Campfire at night in winter

Eyes on the skies — December

Welcome to the Ontario Parks “Eyes on the Skies” series. This will cover a wide range of astronomy topics with a focus on what can be seen from the pristine skies found in our provincial parks.

December brings some of the darkest skies of the year.

Take advantage of this great opportunity to go out into our parks. Breathe in the peace and solitude of December days and the bounty of the starlit skies.

Here are our astronomical highlights for December, 2021:

The sun

Many people believe that on the Winter Solstice, usually around December 21, we experience the earliest sunset and latest sunrise.

However, while the Winter Solstice marks the Sun’s lowest point in the sky at solar noon and the day with the least amount of light, the earliest sunset always occurs earlier in the month, and the latest sunrise usually occurs in early January.

This year, for a viewer at 45 degrees north, the earliest sunset occurs around December 10. That means, as of December 11, our sunsets occur later each day until they peak in June.

The sun completes its apparent southerly drop on the Winter Solstice on December 21 at 10:57 am.

In ancient times, people from many civilizations north of the equator were joyed with the cessation of the sun’s apparent southerly movement, and celebrated the beginning of its northerly rise.

See our post from March to learn more about the solstices and equinoxes.

snowy sunset through trees

Sunrise and sunset times:

December 1 December 15 December 31
Sunrise 7:47 am 8:12 am 8:08 am
Midday 12:15 pm 12:21 pm 12:29 pm
Sunset 4:42 pm 4:41 pm 4:50 pm

The moon

The moon has long captivated observers of all ages.

December’s lunar phases are as follows:

  • New moon on December 4
  • Waxing crescent on December 8
  • First quarter moon on December 11
  • Waxing gibbous on December 15
  • Full moon on December 19
  • Waning gibbous on December 23
  • Last quarter moon on December 27
  • Waning crescent on December 29

lunar phases

The brightest planets

Have you noticed a really, really bright light in the southwest shortly after sunset? If you have, you are not alone in wondering about this amazingly bright object that isn’t an airplane but seems to slowly set with the stars.

You have spotted the planet Venus which, on December 7, is at its brightest for the next few months. Venus is so bright that, in a clear blue sky free of pollution, you can see it during the daytime without telescope or binoculars.

Unlike the outer planets Jupiter and Saturn that appear to be visible in the sky for many months, Venus (and the other inner planet Mercury) appear in the west (at sunset) or in the east (at sunrise) for only a few weeks to a few months.

On the night of December 10, Venus joins Jupiter, Saturn, and the Moon in making a lovely sunset display as shown below.

Planets in the night sky
The locations of Venus, Saturn, Jupiter and the Moon from the southwest to south around 6:00 p.m. on December 10th. Image: SkySafari 6 Pro

Meteor showers

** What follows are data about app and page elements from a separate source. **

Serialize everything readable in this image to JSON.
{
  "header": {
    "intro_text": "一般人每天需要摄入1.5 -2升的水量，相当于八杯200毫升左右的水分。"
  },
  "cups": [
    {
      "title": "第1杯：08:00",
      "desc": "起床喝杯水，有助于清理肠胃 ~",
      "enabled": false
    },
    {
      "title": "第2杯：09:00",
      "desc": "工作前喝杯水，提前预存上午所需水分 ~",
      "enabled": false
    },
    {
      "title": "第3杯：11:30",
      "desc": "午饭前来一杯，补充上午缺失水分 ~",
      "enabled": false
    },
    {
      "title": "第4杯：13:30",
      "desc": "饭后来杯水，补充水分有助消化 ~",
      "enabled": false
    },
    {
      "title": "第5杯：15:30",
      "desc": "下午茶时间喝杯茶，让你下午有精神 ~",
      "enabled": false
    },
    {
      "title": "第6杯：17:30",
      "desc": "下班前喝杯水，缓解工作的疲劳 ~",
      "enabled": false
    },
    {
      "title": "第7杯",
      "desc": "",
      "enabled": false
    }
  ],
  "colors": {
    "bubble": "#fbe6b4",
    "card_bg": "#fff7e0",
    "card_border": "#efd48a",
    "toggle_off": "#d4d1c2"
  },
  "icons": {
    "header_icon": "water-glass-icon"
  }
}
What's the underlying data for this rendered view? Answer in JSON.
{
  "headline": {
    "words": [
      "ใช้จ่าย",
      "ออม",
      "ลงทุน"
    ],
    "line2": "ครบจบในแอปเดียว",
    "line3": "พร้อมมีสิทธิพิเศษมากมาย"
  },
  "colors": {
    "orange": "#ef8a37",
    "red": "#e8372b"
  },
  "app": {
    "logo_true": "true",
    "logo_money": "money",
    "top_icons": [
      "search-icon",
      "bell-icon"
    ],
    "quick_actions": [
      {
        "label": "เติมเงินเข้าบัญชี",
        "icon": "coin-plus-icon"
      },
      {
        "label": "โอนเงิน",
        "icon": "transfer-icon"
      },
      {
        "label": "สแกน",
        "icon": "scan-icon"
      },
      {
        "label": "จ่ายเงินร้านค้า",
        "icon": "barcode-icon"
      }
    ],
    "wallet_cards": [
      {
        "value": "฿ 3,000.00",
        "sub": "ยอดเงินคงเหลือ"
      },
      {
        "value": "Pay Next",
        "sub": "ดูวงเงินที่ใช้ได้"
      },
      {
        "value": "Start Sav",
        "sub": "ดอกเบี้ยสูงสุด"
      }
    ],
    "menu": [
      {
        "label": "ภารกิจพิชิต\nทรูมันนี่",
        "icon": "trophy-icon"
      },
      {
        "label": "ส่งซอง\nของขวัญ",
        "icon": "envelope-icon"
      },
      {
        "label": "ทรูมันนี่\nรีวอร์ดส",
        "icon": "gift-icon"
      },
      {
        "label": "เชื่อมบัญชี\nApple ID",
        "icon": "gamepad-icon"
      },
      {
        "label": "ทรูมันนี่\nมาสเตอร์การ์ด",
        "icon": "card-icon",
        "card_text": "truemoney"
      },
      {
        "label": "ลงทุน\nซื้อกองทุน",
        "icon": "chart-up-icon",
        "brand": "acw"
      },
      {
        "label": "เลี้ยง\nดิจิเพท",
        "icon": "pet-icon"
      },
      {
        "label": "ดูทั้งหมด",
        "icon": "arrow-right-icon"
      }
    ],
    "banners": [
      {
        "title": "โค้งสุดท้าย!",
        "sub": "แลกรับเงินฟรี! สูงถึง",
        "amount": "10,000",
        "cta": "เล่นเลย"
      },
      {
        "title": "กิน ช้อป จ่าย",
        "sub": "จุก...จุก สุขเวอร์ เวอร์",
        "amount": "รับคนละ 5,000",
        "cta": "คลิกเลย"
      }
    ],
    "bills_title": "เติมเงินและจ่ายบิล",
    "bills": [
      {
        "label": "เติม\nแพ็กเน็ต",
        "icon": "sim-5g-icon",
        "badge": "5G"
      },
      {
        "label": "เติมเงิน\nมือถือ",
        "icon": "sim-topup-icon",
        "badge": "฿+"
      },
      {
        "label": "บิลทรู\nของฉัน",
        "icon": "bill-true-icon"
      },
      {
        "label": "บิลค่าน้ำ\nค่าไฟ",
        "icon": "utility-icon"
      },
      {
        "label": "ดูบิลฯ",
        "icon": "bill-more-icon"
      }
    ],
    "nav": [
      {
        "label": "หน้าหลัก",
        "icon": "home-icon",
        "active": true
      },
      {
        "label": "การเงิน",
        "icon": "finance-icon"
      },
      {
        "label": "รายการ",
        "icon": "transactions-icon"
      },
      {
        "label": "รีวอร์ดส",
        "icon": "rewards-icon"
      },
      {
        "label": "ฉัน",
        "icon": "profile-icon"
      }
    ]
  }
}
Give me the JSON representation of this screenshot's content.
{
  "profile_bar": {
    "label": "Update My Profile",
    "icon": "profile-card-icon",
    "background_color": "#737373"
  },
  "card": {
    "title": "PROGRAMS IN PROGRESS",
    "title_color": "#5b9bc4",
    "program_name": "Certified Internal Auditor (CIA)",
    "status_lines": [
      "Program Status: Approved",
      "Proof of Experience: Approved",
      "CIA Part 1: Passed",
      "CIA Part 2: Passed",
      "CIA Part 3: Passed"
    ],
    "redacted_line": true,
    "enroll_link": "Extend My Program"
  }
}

December has two meteor showers to note: the Geminids and the Ursids.

meteor shower

The Geminid meteor shower, peaking on the night of December 13 into the morning of December 14, is one of the best annual meteor showers to see.

In any given year and under a moonless night, the Geminid meteor shower usually outperforms the much more famous Perseid shower in August. However, due to the cold temperatures and often cloudy skies of December, it is far less known.

This year, unfortunately, the Geminid meteor shower occurs near full moon, from which the light will block out the viewing of all but the very brightest Geminid meteors.

The Ursid meteor shower peaks on the night of December 21, but keep in mind that this is a fairly weak meteor shower, producing no more than 10 meteors per hour at best.

Featured constellations: Eridanus, Lepus and Monoceros

As we round out the year of constellations, we will focus on some of the fainter ones seen at this time of the year.

Map of the constellations

Learn about Eridanus, Lepus and Monoceros here.

This completes our review of the December skies…

Come back next month to learn about the calendar.